“Of the water drops that fall/ Into the stone bowl,/You will feel that all the dust/Of your mind is washed away.” ~ Sen-No-Rikyu
I have always been intrigued by the concept of the traditional Japanese bath or Ofuro. Because Japan sits between two volcanic belts, the country is replete with many natural hot springs. The tradition of the Japanese bath dates back to the Buddhist Monks around 550 AD, in which the bath was seen more as a religious ritual for purification of the body and soul. Bath houses that use water from a hot spring are called onsen. Bath houses in which the water is heated are called sento.
Bath houses were used not only a ritual cleansing of body, mind, and spirit; they were also used as a means of community socializing since few homes had their own bathhouses.
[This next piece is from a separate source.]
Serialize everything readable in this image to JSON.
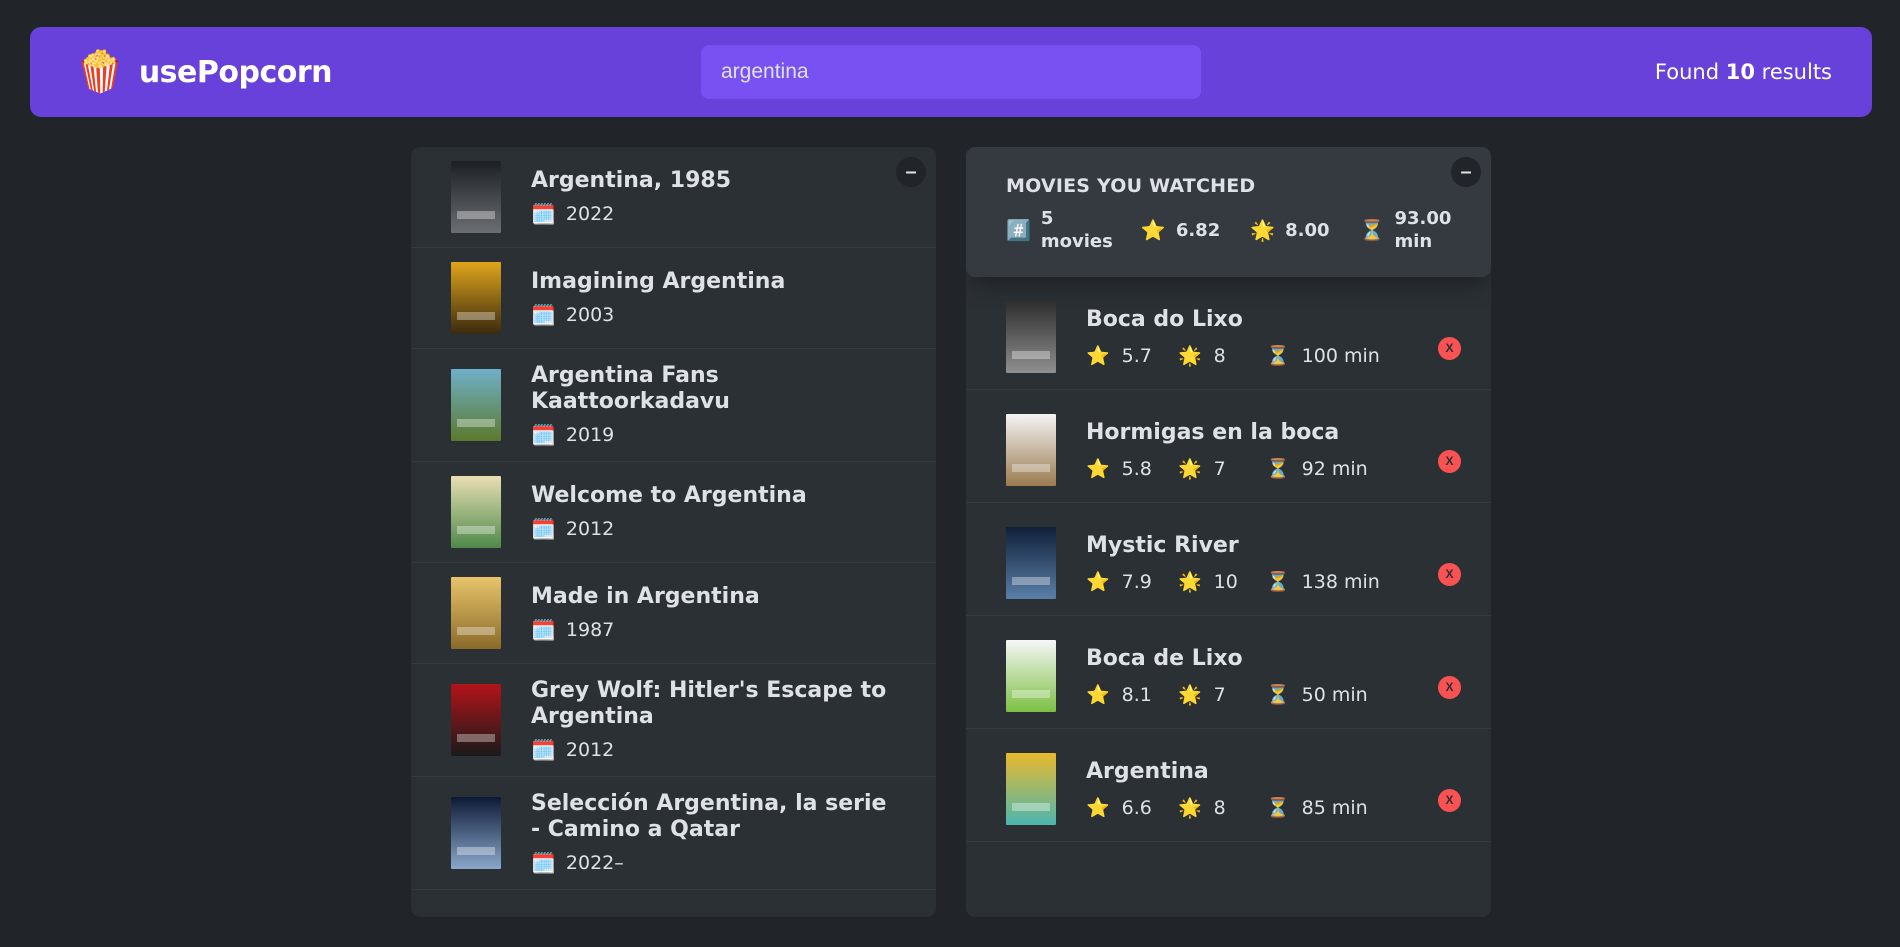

Specific of the onsen or sento would be partitioned off for after-bath socializing, light meals, or tea. The method for a traditional Japanese bath is still quite ritualistic, even though since the mid 20th century, more private homes have their own baths, causing a great decline in the communal bathhouses.
To indulge in a Japanese bath, the bather usually has to perform certain key steps. First, the cleansing of body and hair are done in a separate area of the sento, which allows the communal water to remain clean. The individual bather removes his or her clothes changing room which usually provides bins or lockers for clothes. Afterwards, the bather enters naked into the actual bathroom, which is usually separated by a cloth to keep the bathing area quite warm and steamy, and then bathes and washes completely using a personal cloth brought from home.
Only after bathing in the actual bathing room is the bather allowed to enter the communal bath, which is very hot. Bathers are immersed up to their necks in the hot water, and can relax as long as they like. Often, there is a smaller pool of cool water to jump into before going into the very hot water. After the long soak, most Sentos offer Shiatsu, or massages.
The entire process can leave a person feeling completely relaxed and rejuvenated, but often not willing to do much more afterwards, which is why so many people bathe in the evening.
“We cannot see our reflection in running water. It is only in still water that we can see.” ~ Taoist Proverb
Anyway . . . I was thinking about some of the better bath tub scenes from movies that I can recall. Let’s see . . .
There is the scene in The English Patient in which Katharine and Almaszy are sharing a tub, and she makes Almaszy tell her what he loves and what he hates. It begins as a seemingly light-hearted scene, but ends with Katharine’s anguish when Almaszy declares that what he hates most is “ownership.” He tells her, “Ownership. Being owned. What you leave here you should forget me.” Not a good way to end a bath.
In Legends of the Fall Susannah and Tristan are bathing in a hot spring after Tristan has had to kill a calf that was caught in barbed wire. The scenery is beautiful, but the interaction between Susannah and Tristan is nonexistent because Tristan has already left in his mind.
Witness in which the newly-widowed Rachel gives herself a sponge bath in a standing tub, which John Book comes upon, is one of the most chaste moments of passion in film.
The Fountain contains a passionate bathtub scene between Rachel Weisz and Hugh Jackman that is more romantic than revealing.
The next one isn’t necessarily important to the movie, but I love the bathtub itself in A Perfect Murder, with Gwyneth Paltrow, Michael Douglas, and Viggo Mortensen.
Mustn’t forget Harry Potter’s gigantic bubble bath scene in the fourth installment of the series, The Goblet of Fire.
And just for grins, I thought that I’d throw in the bathtub scene from Fatal Attraction. Moral of the story: make sure the psychopath is dead before turning your back on her.
In reflecting on it, there are far more shower scenes in movies and on television than bathtub scenes; unless you are interested in gore, in which case bathtubs full of blood and gore abound in movies. But that’s not exactly what I would call relaxing.